Dataset START

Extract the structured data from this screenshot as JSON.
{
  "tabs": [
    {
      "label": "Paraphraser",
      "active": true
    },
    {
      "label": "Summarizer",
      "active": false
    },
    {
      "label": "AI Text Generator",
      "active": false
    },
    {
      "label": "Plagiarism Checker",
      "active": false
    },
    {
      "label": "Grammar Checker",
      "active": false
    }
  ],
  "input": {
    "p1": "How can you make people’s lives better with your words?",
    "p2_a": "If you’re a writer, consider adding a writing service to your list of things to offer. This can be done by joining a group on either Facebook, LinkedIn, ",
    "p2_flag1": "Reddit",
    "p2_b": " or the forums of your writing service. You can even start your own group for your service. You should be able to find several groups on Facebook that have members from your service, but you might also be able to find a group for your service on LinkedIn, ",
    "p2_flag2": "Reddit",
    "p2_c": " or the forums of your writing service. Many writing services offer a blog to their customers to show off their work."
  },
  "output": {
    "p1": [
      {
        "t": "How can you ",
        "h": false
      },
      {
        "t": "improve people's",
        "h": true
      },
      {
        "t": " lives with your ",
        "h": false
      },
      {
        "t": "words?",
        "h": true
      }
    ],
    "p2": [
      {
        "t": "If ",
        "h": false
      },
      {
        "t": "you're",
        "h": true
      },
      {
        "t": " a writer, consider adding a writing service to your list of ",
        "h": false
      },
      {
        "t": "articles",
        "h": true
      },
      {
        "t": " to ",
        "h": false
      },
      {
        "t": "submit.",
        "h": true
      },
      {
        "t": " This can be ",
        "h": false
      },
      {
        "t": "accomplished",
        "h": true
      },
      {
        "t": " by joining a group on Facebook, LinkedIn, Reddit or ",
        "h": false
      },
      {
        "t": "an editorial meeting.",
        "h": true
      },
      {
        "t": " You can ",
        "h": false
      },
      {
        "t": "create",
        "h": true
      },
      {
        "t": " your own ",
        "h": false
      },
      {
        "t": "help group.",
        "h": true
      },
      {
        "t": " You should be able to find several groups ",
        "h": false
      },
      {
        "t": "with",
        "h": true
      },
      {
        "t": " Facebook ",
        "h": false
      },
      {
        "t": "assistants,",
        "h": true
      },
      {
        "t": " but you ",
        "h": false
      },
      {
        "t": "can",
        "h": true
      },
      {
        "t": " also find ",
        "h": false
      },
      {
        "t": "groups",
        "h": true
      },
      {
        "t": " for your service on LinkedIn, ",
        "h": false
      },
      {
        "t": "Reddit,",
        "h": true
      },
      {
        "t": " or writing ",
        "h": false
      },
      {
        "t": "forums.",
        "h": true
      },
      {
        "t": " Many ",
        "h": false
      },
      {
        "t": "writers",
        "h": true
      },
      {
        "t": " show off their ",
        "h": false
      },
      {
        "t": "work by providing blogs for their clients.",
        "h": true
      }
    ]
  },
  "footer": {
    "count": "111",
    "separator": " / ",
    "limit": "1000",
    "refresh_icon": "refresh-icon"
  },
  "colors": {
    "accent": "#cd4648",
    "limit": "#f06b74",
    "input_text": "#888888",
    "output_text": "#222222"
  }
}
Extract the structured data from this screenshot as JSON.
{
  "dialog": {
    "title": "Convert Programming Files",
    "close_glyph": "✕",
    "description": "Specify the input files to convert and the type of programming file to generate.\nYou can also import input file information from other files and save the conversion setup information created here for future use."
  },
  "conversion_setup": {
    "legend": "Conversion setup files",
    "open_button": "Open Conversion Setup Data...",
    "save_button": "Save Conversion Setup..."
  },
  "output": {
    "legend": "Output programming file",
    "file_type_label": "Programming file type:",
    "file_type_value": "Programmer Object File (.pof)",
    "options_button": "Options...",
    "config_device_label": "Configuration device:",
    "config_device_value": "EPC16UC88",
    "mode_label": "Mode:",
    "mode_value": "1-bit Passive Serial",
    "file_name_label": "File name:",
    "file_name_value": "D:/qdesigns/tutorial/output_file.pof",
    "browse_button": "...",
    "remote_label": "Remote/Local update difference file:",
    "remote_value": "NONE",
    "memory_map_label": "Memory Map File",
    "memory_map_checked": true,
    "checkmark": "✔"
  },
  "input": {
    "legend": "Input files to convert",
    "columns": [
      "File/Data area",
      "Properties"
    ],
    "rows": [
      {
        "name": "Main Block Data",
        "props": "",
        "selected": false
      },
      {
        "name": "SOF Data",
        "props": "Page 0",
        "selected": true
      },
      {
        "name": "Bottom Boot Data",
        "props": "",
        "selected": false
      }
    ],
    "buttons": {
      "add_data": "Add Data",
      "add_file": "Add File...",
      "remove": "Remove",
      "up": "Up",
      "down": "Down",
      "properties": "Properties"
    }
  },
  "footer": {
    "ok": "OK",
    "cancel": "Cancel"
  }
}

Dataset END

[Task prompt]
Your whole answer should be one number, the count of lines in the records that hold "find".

[Solution]
3